HUNTINGTON, W.Va. – Christopher D. Walker, a biomedical research doctoral student at the Marshall University Joan C. Edwards School of Medicine, received a graduate research fellowship grant from the NASA West Virginia Space Grant Consortium.
The $24,000 NASA grant will fund Walker’s research related to addiction during the next year. Under the direction of principal investigator Mary-Louise Risher, Ph.D., an assistant professor of biomedical research at the School of Medicine, Walker will use novel electrophysiology techniques to determine how adolescent intermittent binge ethanol exposure affects astrocyte-specific potassium buffering in the hippocampus, a complex brain structure deep in the temporal lobe.
“I am interested in understanding how acute and chronic adolescent intermittent binge drinking influences astrocyte morphology and function,” Walker said. “It is fascinating how ethanol’s effects on astrocytes contribute to the development of addiction.”

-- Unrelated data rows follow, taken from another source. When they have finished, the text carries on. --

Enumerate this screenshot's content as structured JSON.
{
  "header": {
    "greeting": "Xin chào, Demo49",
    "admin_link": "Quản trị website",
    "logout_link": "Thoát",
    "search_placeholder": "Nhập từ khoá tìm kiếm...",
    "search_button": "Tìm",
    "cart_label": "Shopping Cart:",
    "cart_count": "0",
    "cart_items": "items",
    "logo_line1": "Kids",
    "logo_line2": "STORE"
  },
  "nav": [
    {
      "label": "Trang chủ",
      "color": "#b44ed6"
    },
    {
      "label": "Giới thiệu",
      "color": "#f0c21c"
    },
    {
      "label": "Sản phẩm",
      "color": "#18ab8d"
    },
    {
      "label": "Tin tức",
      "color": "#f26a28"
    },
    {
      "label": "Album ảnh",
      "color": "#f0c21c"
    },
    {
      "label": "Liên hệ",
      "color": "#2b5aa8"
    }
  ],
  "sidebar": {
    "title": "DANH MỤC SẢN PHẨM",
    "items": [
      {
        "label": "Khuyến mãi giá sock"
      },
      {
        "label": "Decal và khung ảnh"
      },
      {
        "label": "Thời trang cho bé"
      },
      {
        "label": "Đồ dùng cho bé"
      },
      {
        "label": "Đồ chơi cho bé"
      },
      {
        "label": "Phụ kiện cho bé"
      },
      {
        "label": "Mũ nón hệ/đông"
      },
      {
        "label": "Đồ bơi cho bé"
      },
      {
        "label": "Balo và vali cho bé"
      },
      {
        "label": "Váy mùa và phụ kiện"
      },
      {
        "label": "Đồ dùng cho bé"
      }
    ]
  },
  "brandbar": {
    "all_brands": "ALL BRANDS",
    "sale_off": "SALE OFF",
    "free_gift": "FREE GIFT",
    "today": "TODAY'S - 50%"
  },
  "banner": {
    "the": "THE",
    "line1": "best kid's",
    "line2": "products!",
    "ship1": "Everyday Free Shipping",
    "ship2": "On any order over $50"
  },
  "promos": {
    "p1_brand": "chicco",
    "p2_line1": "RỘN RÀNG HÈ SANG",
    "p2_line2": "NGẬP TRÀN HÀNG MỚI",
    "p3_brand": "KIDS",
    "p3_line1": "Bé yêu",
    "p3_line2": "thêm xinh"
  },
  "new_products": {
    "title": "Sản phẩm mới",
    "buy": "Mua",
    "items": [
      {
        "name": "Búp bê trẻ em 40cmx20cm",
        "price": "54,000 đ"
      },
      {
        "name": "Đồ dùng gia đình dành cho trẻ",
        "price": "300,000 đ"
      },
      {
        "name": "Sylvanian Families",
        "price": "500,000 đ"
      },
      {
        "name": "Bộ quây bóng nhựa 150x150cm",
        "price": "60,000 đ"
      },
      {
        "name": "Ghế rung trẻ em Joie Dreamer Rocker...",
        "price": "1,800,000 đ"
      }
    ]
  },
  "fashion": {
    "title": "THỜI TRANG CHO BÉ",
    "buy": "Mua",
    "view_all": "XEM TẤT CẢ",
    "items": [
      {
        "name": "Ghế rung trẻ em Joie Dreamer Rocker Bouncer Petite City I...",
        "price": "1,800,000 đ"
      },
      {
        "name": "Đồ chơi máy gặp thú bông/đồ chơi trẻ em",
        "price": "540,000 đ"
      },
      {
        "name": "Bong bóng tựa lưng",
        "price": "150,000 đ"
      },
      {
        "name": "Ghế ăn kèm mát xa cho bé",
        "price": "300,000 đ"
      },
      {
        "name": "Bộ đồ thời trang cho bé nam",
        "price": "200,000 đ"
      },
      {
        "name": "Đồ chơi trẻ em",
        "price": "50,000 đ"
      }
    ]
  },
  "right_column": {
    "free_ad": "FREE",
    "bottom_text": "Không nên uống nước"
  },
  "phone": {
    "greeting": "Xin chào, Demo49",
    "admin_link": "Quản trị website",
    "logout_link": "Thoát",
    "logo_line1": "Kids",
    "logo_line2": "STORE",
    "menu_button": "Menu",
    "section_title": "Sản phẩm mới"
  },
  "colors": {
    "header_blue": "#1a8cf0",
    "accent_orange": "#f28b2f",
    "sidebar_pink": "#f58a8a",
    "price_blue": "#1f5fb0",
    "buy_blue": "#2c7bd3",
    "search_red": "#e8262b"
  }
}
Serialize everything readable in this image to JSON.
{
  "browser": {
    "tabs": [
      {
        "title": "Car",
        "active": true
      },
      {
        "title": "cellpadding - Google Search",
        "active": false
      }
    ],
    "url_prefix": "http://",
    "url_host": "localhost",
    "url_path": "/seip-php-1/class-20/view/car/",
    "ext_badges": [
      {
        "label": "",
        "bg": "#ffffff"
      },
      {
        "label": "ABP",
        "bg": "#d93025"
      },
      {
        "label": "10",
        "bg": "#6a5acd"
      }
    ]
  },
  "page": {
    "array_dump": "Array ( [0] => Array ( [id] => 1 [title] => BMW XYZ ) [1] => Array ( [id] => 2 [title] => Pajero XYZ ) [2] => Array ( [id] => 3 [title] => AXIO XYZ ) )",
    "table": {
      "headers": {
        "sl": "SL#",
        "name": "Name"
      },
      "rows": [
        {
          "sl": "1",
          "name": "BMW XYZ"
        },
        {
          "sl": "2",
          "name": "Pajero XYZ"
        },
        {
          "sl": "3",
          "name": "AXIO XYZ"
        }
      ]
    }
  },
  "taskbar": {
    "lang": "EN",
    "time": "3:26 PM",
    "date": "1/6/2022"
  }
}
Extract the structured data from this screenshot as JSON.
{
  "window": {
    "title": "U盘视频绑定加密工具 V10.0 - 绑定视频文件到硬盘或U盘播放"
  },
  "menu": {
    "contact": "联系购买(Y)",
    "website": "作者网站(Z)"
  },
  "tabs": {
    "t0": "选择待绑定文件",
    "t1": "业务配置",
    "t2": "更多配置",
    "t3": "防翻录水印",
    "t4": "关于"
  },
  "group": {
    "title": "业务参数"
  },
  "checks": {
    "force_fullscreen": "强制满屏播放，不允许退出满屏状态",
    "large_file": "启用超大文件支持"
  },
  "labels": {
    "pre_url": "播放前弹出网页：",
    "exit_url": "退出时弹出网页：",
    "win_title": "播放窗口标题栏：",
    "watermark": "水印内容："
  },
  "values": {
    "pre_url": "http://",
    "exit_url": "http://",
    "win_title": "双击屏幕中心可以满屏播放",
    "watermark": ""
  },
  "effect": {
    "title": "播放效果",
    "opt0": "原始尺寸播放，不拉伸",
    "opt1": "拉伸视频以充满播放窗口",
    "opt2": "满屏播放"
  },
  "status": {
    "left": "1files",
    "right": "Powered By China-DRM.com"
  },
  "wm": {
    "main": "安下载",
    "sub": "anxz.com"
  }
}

An Elkhorn City, Kentucky, native, Walker is completing his second year of the biomedical research Ph.D. program at Marshall University. He earned his undergraduate degree in biology with a minor in chemistry from the University of Pikeville in Pikeville, Kentucky.